“Obviously, his influence is present on the majority of legislation we see,” Dismang said, but it’s been cognizant of the new Republican majority.
“With the creation of the private option, he had a broad picture of what he wanted to do, but then we as legislators influenced that with a more conservative tone,” Dismang said. ”He had an overall goal to expand Medicaid and what we did was – while staying within some of the parameters of his leadership – we then took off and developed a different plan, and he’s been supportive of that. And that’s kind of replicated itself on a number of different issues.”
AN ARKANSAS FOCUS
Wrapping up his final legislative session as Governor this year, Beebe will exit office in January 2015.
It’s perhaps no accident that Beebe uses the phrase “global reach” to describe the office he still holds, because Arkansas is Mike Beebe’s world.
In over thirty years of elected office – he served four years as Attorney General before becoming Governor – he has kept his focus squarely on legislative decisions made in Little Rock, not Washington. Despite approval ratings that are the envy of his peers and despite the state’s history of producing formidable presidential candidates, Beebe is decisive in his intent to end his career as an elected official in 2014. One gets the impression that to Beebe, the Arkansas governorship is both the natural outgrowth of legislative leadership and also the apex of political power.
Arkansas is a famously provincial place, and Beebe’s lifelong dedication to the state resonates with voters. It also helps to explain how Beebe has managed to insulate himself from increasingly negative sentiment towards the Democratic Party, even in the 2010 and 2012 elections that swept so many Republicans into office.
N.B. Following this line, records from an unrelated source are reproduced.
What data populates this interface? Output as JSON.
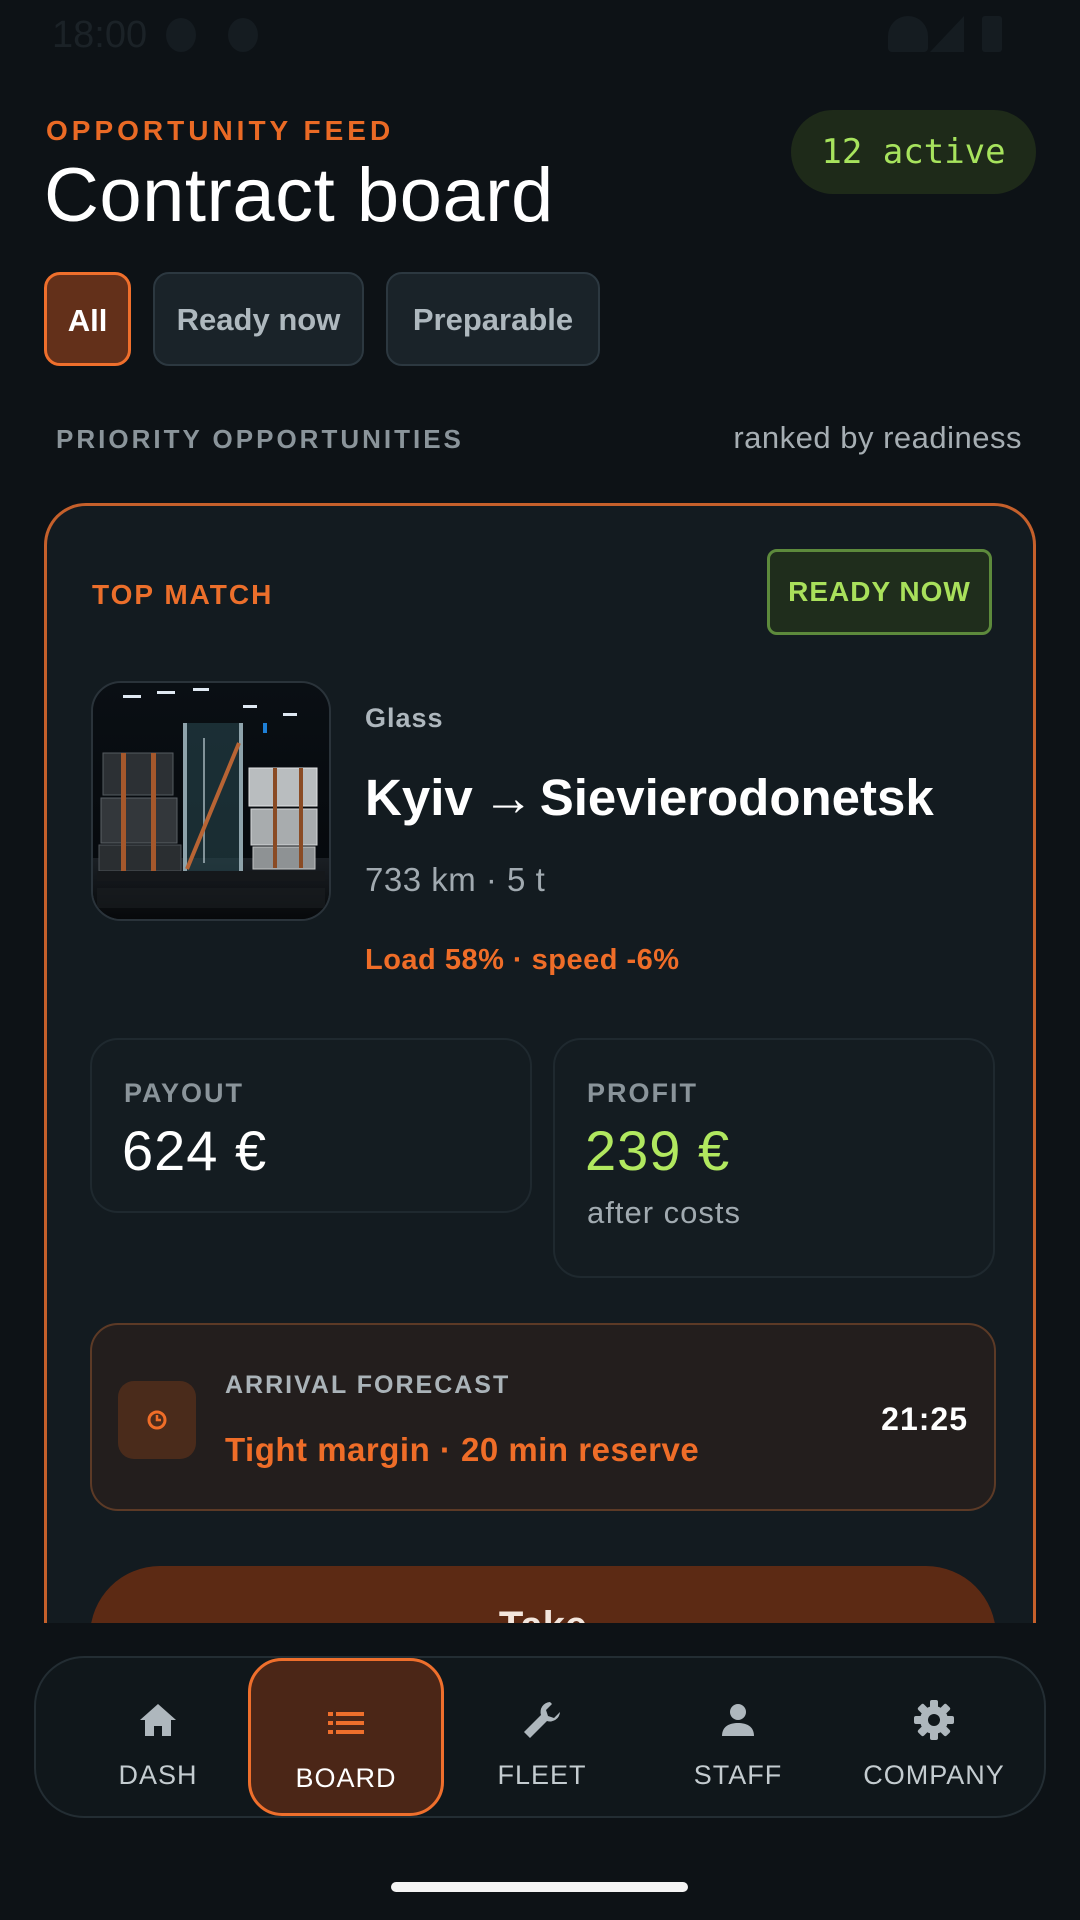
{
  "status_bar": {
    "time": "18:00"
  },
  "header": {
    "eyebrow": "OPPORTUNITY FEED",
    "title": "Contract board",
    "active_count": "12 active"
  },
  "filters": [
    {
      "label": "All",
      "selected": true
    },
    {
      "label": "Ready now",
      "selected": false
    },
    {
      "label": "Preparable",
      "selected": false
    }
  ],
  "section": {
    "label": "PRIORITY OPPORTUNITIES",
    "note": "ranked by readiness"
  },
  "card": {
    "tag": "TOP MATCH",
    "status": "READY NOW",
    "cargo": "Glass",
    "origin": "Kyiv",
    "arrow": "→",
    "destination": "Sievierodonetsk",
    "distance_weight": "733 km · 5 t",
    "load_speed": "Load 58% · speed -6%",
    "payout": {
      "label": "PAYOUT",
      "value": "624 €"
    },
    "profit": {
      "label": "PROFIT",
      "value": "239 €",
      "sub": "after costs"
    },
    "forecast": {
      "label": "ARRIVAL FORECAST",
      "message": "Tight margin · 20 min reserve",
      "time": "21:25"
    },
    "cta_label": "Take"
  },
  "colors": {
    "accent": "#ef6f2c",
    "positive": "#b1e85f",
    "background": "#0d1216",
    "card": "#131b20"
  },
  "nav": [
    {
      "label": "DASH",
      "icon": "home-icon",
      "active": false
    },
    {
      "label": "BOARD",
      "icon": "list-icon",
      "active": true
    },
    {
      "label": "FLEET",
      "icon": "wrench-icon",
      "active": false
    },
    {
      "label": "STAFF",
      "icon": "person-icon",
      "active": false
    },
    {
      "label": "COMPANY",
      "icon": "gear-icon",
      "active": false
    }
  ]
}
That sets him apart from his predecessors.
“Every other modern Arkansas governor, with the exception of Frank White, had ambitions for national office,” Jay Barth said.
It also sets him apart from either of his likely successors. While both have played significant roles in state-level affairs, Mike Ross and Asa Hutchinson have forged much of their political careers through federal elections and appointments. Both are accomplished in their own right, but neither have the wealth of experience in state government that Beebe brought to the office.
“It’s going to be difficult for the [new] governor no matter who it is,” Dismang said. “There is no one running at this time that has that institutional knowledge that he possesses. It’s going to be interesting, in my opinion, to see how that shifts with the process…when I first came here, and to some extent today, a lot of things originated out of the governor’s office. I don’t believe that when that institutional knowledge is gone with him as governor that will necessarily be the case.”
The new governor will face a shifting political landscape as well. Although Beebe may have a rare talent in seeking compromise, it’s also true that not all executives have the good fortune to work with legislative leadership as generally like-minded as the ones he’s encountered, both within his party and the opposition.
So can either party replicate Mike Beebe’s formula for success? In short, no.
The Senate that Beebe knew – the Senate that made him – is gone. Term limits have made twenty-year Senate careers impossible. One-party rule has disappeared. As Arkansas continues to slowly shed its provincial image, the labels of national politics seem likely to be more inescapable for state leaders.
Nonetheless, for the gubernatorial candidates this season and in the future, Beebe’s lessons of restraint are crucial. Respect legislative partnerships over executive fiat. Prioritize state governance over national ambitions. Accept 75% rather than demand 100%. And, above all, never underestimate the power of institutional memory.